# [Listed entries]

======

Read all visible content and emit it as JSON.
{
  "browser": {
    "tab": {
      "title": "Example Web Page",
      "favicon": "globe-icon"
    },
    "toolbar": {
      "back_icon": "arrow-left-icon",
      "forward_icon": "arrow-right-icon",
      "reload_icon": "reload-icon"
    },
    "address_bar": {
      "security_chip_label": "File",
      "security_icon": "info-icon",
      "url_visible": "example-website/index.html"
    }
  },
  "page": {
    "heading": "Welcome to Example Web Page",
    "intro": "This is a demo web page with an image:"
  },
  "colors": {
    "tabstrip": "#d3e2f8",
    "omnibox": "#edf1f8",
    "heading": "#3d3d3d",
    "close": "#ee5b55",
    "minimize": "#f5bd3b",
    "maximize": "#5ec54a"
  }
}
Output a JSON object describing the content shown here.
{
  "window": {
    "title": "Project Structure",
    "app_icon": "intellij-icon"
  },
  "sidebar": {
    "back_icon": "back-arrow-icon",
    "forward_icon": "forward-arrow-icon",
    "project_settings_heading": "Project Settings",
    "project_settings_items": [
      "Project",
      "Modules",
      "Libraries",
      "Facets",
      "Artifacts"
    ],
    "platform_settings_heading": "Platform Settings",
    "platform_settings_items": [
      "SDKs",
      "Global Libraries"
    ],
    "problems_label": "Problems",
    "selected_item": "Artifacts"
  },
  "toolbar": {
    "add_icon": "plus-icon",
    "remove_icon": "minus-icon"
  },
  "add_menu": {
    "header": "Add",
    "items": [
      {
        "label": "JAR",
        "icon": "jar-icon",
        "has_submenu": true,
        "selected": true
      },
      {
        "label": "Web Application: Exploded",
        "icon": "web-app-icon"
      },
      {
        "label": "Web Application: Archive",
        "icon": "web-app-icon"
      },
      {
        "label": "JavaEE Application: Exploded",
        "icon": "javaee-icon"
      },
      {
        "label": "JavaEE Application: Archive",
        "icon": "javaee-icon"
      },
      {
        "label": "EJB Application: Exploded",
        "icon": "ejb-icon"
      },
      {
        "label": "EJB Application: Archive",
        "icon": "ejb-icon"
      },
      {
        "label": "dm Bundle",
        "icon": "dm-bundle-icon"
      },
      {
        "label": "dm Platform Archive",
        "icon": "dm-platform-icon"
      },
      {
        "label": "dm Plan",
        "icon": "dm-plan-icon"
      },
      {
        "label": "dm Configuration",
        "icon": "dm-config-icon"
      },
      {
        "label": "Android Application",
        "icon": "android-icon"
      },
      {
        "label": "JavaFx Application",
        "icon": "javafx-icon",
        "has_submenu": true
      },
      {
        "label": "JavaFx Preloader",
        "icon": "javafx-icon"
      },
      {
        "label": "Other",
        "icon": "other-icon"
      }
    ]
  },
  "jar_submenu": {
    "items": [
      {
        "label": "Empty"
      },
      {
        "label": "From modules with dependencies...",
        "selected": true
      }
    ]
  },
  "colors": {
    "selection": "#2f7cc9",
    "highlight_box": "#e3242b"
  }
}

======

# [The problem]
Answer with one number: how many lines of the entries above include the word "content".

# [Written solution]
2